Wapama Falls at the Hetch Hetchy Reservoir in Yosemite National Park.

Wapama Falls

The longest trail around Hetch Hetchy is the Rancheria Falls Trail. This trail is 13 miles round trip and is an extension of the Wapama Falls Trail. This trail rates a 6 or 7 on the difficulty level. If you are up for the challenge, you won’t find a dramatic plunge waterfall, like Yosemite or Bridalveil Falls but a bunch of smaller waterfalls through a narrow canyon. Rancheria Falls’ thousand-foot drop is more gradual. 

Depending on how your legs are feeling this day, other trails you can hike are Carlon Falls Trail (3.8 miles), Foresta Falls Trail (2 miles), Little Nellie Falls Trail (5.6 miles), and Lookout Point Trail (2.8 miles). If you are visiting Yosemite during the winter months, you could combine your trip to Hetch Hetchy with an afternoon at the Merced Grove of Giant Sequoias.

Dinner & Sleep

Wow! What a vacation! After four days of hiking, you must be tired and hungry. We have you covered. For dinner, we recommend you start with the Tomato Basil Flatbread and have the BBQ Brisket Mac’N Cheese for your entree. Or here is the full menu at Rush Creek Lodge for you to peruse. With a full belly, you will fall right to sleep.   

See You Soon!

Yosemite National Park has so many sights to see, we unfortunately didn’t have time to mention them all. We hope that if you couldn’t complete the whole itinerary on this trip, you start planning your next vacation to Yosemite right away. 

Both of our properties also offer guided access to most of the sights we have laid out in this itinerary. Here are the pricing and available dates for the Yosemite National Park Guided tours at Rush Creek Lodge, Evergreen Lodge, and Firefall Ranch. All of us here at Yosemite Hotels look forward to your visit. We can’t wait to hear all about your adventures!

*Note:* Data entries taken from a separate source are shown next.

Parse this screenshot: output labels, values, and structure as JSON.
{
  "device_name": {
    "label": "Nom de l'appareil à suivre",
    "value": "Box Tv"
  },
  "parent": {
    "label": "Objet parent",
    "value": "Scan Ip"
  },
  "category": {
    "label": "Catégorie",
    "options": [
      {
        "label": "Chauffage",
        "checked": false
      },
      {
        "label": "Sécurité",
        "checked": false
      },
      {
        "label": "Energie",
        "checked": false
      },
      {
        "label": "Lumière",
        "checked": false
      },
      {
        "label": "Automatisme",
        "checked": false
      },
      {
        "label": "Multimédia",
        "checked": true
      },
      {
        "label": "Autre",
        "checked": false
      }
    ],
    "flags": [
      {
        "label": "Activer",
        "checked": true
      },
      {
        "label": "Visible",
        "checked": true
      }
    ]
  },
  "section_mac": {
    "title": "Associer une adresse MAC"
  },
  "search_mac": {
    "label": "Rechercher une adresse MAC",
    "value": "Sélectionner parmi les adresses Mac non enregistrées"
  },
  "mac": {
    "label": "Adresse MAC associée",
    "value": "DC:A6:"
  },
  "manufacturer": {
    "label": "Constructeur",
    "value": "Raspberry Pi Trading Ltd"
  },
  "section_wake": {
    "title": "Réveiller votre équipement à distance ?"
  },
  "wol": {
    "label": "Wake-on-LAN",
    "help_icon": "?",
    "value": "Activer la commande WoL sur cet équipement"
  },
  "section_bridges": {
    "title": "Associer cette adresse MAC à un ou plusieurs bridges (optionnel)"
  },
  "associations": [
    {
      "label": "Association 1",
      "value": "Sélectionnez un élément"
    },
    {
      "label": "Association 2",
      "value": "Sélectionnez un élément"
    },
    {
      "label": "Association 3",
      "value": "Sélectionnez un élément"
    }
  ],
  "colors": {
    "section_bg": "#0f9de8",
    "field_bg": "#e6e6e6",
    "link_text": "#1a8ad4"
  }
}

FAQs About How Many Days to Spend in Yosemite

Is 2 days enough for Yosemite?

Two days in Yosemite is typically enough time to see many of the park’s most famous landmarks including Yosemite Falls, Half Dome, Bridalveil Falls, Glacier Point, and El Capitan.

Is 3 days in Yosemite enough?

Three days in Yosemite is plenty of time to include visiting many of the park’s most famous bodies of water into your itinerary, including Soda Springs, Tenaya Lake, and the Gaylor Lakes. You’ll also have time to see the magnificent sequoias in Merced Grove and Tuolumne Grove.

What is the best month to go to Yosemite?

The best month to go to Yosemite is late May or early September, when there are fewer crowds and the temperatures are milder. However, depending on what you’re hoping to experience, every season can make a case as the best time of the year to visit Yosemite.

How long does it take to go through Yosemite National Park?

Driving through Yosemite Valley is about 14 miles and takes just 30 minutes to drive, depending on traffic. However, you can easily make a full day out of your drive thanks to the many lookouts and hikes along the way.